# WORK REQUIRED
Collect every line of the records below that contains the word "text".

· · · · ·

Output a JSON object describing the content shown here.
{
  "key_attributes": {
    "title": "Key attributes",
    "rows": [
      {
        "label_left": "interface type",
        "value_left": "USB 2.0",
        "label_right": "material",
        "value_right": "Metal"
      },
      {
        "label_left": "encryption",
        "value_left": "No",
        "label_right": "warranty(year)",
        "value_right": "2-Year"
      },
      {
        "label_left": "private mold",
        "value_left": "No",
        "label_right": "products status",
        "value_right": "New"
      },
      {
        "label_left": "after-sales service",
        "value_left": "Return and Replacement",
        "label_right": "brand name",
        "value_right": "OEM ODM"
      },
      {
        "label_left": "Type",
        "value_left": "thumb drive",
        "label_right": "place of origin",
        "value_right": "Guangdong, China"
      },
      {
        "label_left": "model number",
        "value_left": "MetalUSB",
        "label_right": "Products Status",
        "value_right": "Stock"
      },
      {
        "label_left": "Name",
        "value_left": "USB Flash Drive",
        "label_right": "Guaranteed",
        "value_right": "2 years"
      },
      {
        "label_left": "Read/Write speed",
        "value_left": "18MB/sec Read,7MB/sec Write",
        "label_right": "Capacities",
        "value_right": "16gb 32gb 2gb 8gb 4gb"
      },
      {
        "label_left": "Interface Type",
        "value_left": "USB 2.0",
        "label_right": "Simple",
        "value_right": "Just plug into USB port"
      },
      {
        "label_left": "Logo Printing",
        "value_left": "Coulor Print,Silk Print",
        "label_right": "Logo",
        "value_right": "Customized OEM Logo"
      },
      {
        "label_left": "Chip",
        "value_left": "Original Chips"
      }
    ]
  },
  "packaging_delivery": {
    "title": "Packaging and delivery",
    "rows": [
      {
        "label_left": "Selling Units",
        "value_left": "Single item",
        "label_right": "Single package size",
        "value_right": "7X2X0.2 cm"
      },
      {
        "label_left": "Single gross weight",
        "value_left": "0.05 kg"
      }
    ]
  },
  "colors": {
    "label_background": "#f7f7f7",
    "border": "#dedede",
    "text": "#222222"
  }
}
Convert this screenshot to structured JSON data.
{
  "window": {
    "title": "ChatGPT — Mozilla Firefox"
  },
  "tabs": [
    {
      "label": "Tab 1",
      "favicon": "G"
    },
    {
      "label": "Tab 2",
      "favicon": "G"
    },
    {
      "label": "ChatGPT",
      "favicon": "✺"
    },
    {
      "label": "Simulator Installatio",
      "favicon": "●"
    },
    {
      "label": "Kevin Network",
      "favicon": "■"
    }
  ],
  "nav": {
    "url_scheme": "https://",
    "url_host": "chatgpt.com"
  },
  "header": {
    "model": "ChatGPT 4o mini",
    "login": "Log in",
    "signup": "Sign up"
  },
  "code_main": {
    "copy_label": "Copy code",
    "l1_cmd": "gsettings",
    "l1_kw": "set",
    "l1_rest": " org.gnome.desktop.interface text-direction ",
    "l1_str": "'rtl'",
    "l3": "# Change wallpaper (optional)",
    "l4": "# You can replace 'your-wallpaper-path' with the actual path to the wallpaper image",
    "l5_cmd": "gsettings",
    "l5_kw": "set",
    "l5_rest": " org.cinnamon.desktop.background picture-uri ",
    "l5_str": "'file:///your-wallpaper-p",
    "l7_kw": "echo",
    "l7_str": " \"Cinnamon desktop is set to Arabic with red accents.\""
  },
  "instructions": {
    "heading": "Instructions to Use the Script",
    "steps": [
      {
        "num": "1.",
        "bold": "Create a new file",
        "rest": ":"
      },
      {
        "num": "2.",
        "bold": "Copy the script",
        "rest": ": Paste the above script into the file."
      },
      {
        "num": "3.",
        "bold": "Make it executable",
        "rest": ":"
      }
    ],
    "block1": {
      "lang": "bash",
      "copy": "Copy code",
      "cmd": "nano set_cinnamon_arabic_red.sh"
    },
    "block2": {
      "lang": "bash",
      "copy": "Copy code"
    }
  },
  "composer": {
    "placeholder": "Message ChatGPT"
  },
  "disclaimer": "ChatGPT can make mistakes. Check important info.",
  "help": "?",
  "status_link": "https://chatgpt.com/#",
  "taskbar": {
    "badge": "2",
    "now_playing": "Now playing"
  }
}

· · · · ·

# FINAL ANSWER
    "text": "#222222"
    "l1_rest": " org.gnome.desktop.interface text-direction ",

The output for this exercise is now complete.